While the children are learning through the pandemic, the women from the communities arecurrently making masks to distribute tothe elderly who are most at risk.The women are trained seamstresses from the Katha School of entrepreneurship, which was started in 1995. The women are now either working at jobs where they earn more than ten times their original family income or are self-employed. Entire communities, which Katha has been working in close association with for more than 30 years have come forward to assist Katha in this time of need while they are also the beneficiaries of any food and essential items government-programme, which Katha is assisting the government with. Sanitizers and masks have been distributed to old-age homes through doctors in Chennai and various other parts of Tamil Nadu. Katha visited old-age homes and explained the inhabitants on how to use the masks and sanitizers – and thushelped spread the awareness of the potential severity of the disease in especially older individuals and immune-compromised individuals. With the unavailability of food and essential items being a majorproblem for daily-wage labourers, Katha made the necessary provisions for food, oil, health-care productsand other basic commodities, such assanitary napkins in these communities.
“The Mystery of the MissingSoap”by Geeta Dharmarajan, a fantastical tale –was written, narrated, translated and illustrated– in the middle of this pandemic – for children and to enable them to communicate and spread the message and habit of washing hands and maintaining hygiene during this epidemic. Here too, as in classic Katha tales, the protagonist is a girl, an elephant (the clever and adorable Tamasha – who is the eponymous character and mascot from Katha’s Tamasha! Magazine) and other children who keep their wits about them to save the day.

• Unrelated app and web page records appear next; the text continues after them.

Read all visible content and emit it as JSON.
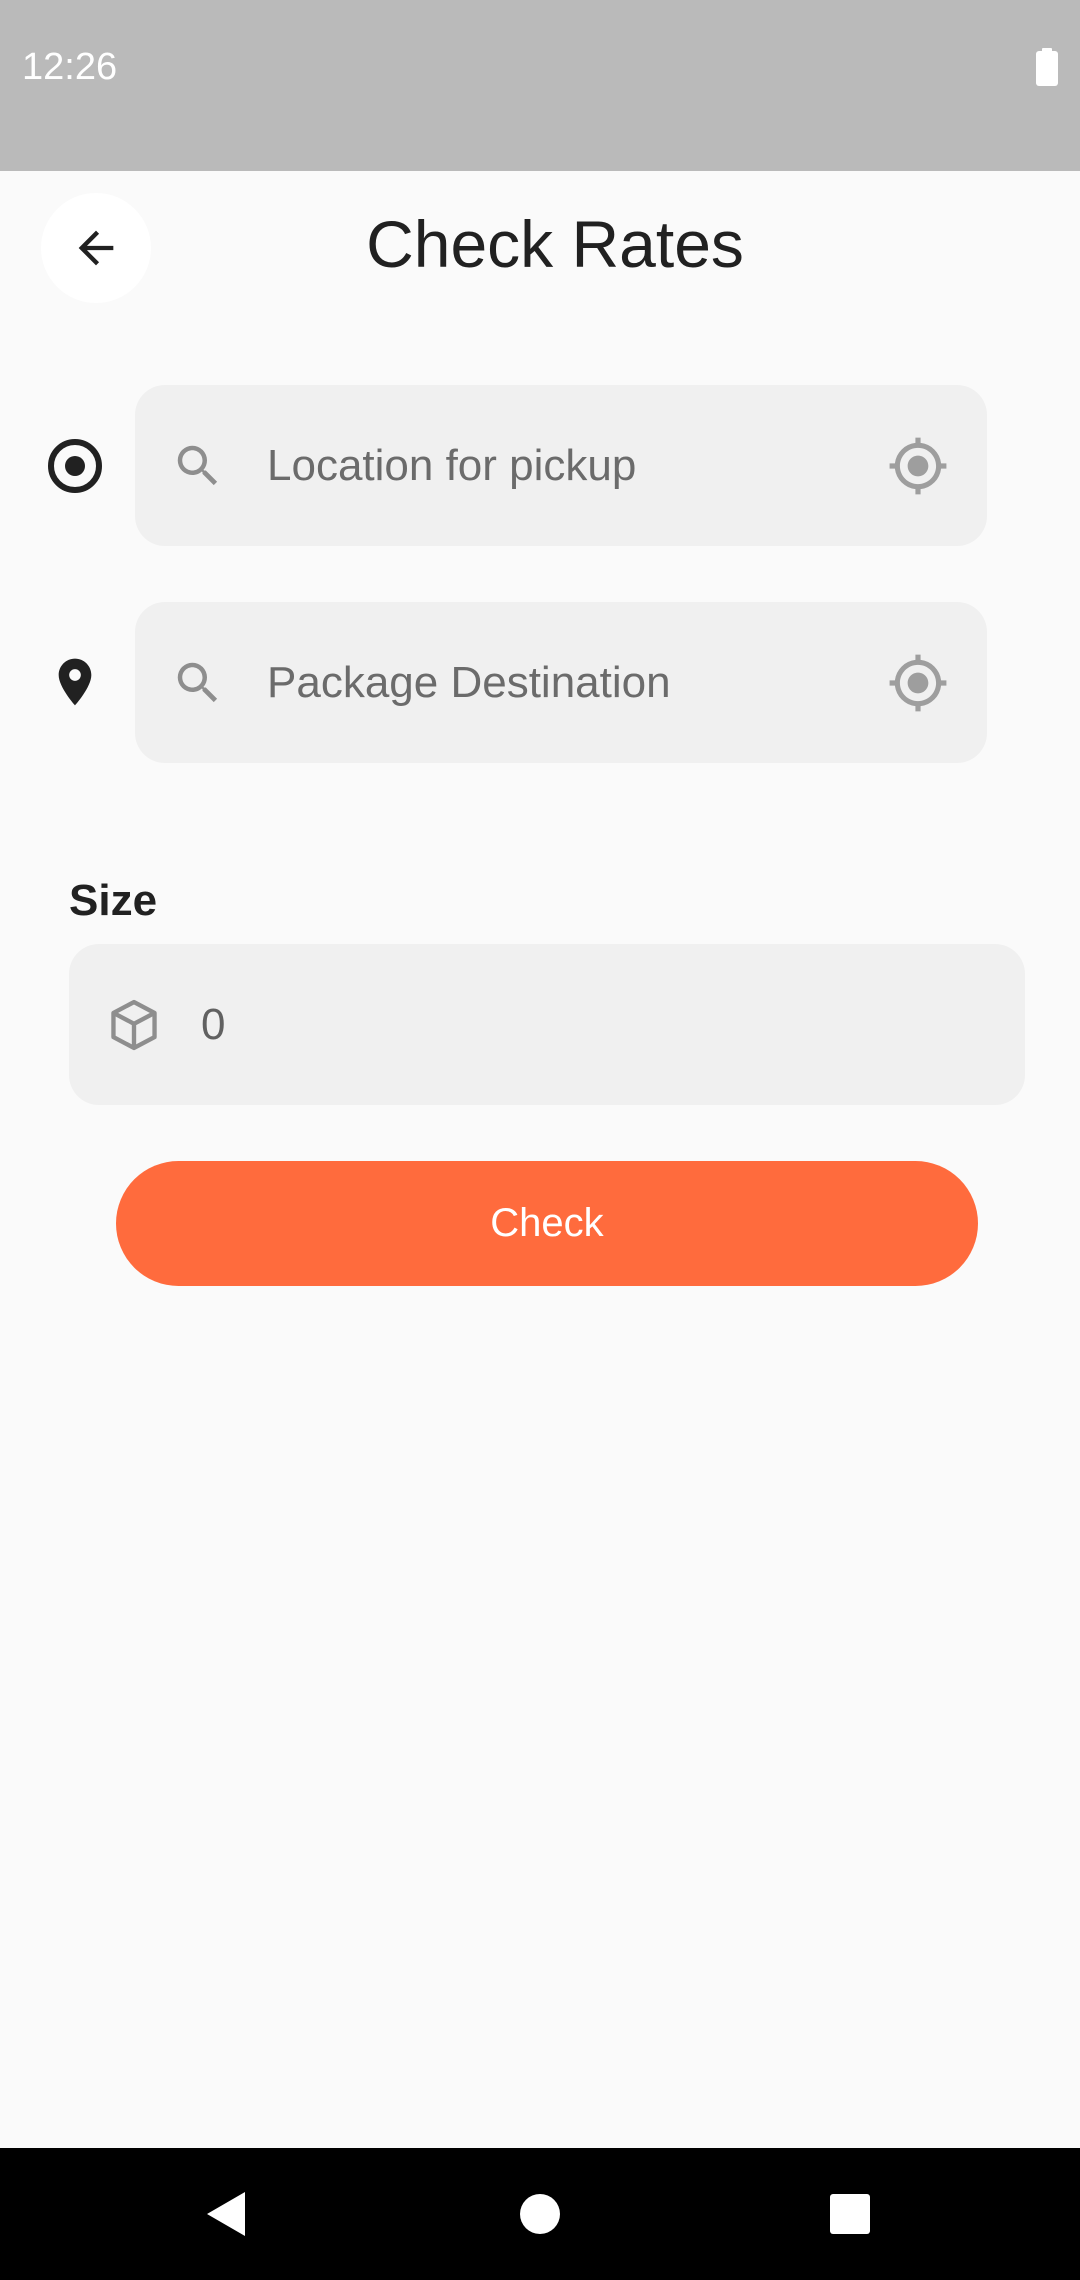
{
  "status_bar": {
    "time": "12:26",
    "battery_icon": "battery-full-icon"
  },
  "header": {
    "title": "Check Rates",
    "back_icon": "arrow-left-icon"
  },
  "pickup": {
    "marker_icon": "radio-target-icon",
    "search_icon": "search-icon",
    "placeholder": "Location for pickup",
    "value": "",
    "locate_icon": "gps-locate-icon"
  },
  "destination": {
    "marker_icon": "map-pin-icon",
    "search_icon": "search-icon",
    "placeholder": "Package Destination",
    "value": "",
    "locate_icon": "gps-locate-icon"
  },
  "size": {
    "label": "Size",
    "icon": "package-box-icon",
    "value": "0"
  },
  "actions": {
    "check_label": "Check"
  },
  "colors": {
    "accent": "#ff6b3d",
    "status_bar": "#bababa",
    "field_background": "#f0f0f0",
    "page_background": "#fafafa"
  },
  "nav_bar": {
    "back_icon": "nav-back-triangle-icon",
    "home_icon": "nav-home-circle-icon",
    "recents_icon": "nav-recents-square-icon"
  }
}
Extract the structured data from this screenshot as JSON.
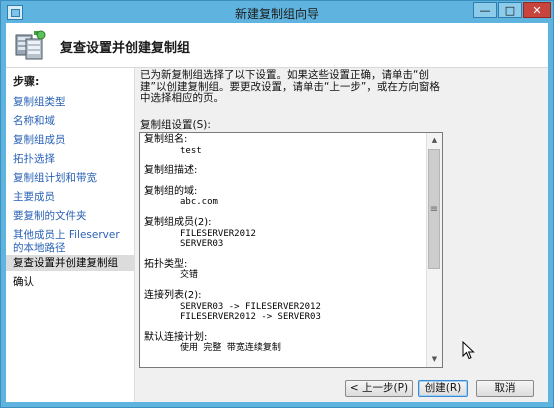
{
  "window": {
    "title": "新建复制组向导",
    "controls": {
      "minimize": "—",
      "maximize": "□",
      "close": "✕"
    }
  },
  "header": {
    "title": "复查设置并创建复制组"
  },
  "steps": {
    "title": "步骤:",
    "items": [
      {
        "label": "复制组类型",
        "state": "done"
      },
      {
        "label": "名称和域",
        "state": "done"
      },
      {
        "label": "复制组成员",
        "state": "done"
      },
      {
        "label": "拓扑选择",
        "state": "done"
      },
      {
        "label": "复制组计划和带宽",
        "state": "done"
      },
      {
        "label": "主要成员",
        "state": "done"
      },
      {
        "label": "要复制的文件夹",
        "state": "done"
      },
      {
        "label": "其他成员上 Fileserver 的本地路径",
        "state": "done"
      },
      {
        "label": "复查设置并创建复制组",
        "state": "current"
      },
      {
        "label": "确认",
        "state": "future"
      }
    ]
  },
  "description": "已为新复制组选择了以下设置。如果这些设置正确，请单击“创建”以创建复制组。要更改设置，请单击“上一步”，或在方向窗格中选择相应的页。",
  "settings": {
    "label": "复制组设置(S):",
    "sections": [
      {
        "title": "复制组名:",
        "values": [
          "test"
        ]
      },
      {
        "title": "复制组描述:",
        "values": []
      },
      {
        "title": "复制组的域:",
        "values": [
          "abc.com"
        ]
      },
      {
        "title": "复制组成员(2):",
        "values": [
          "FILESERVER2012",
          "SERVER03"
        ]
      },
      {
        "title": "拓扑类型:",
        "values": [
          "交错"
        ]
      },
      {
        "title": "连接列表(2):",
        "values": [
          "SERVER03 -> FILESERVER2012",
          "FILESERVER2012 -> SERVER03"
        ]
      },
      {
        "title": "默认连接计划:",
        "values": [
          "使用 完整 带宽连续复制"
        ]
      }
    ]
  },
  "buttons": {
    "back": "< 上一步(P)",
    "create": "创建(R)",
    "cancel": "取消"
  },
  "colors": {
    "title_bar": "#5fb4df",
    "link": "#2a62b6",
    "close_button": "#c7453c"
  }
}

Since 2008Katha hasbeen working systematically on spreading the facts of climate change through storybooks, and its adverse effects on nature, animals, food distribution, and those living in poverty. Several beautiful books written on environmental change, such as Safed Bhalu, Sonam’s Ladakh, The Earth Carer’s Guide by Geeta Dharmarajan demonstrate how stories canhave an impact on children, and how they can inspire children to learn more andknow more aboutglobal climate change, conservation, and behavior that is harmful and behaviour that could reverse the adverse effects that humans have on our environment. There are other magical books in the pipeline, which will spin tales on how the pandemic released the earth’s stress, and how peoplestart valuing the Earth and adopt new ways of living with an emphasis on the habits, which lead to the nurturing of the planet, all sentient life-forms and ourselves; such as those of walking, cycling and establishing well-maintained public transport systems while eliminating,or reducing purchases, taking care of animals, and maintaining both cleanliness and hygiene in our personal and collective lives.
Through the stories Katha communicates that children should not be scared, fearful or unhappy about such a pandemic or any other natural calamity but insteadbe compassionate and empathetic towards the Earth.Katha is running a campaignto acknowledge and value what the Earth has given us always, which they intend to carry on post these uncertain times.
“The children of India should know about the real India and not only the one, which is always portrayed to them”, says Geeta Dharmarajan. Forover three decades now, Katha has successfully transformed the lives of over 80,00,000 children. The Katha Family is bonded with and by the children, and strives to attain the happiness given to them by the children.
“Reading should be a universal skill, enjoyed by all children,and quality education should be promoted in a holistic manner, for all equitably,” is what the Padmashri Awardee added.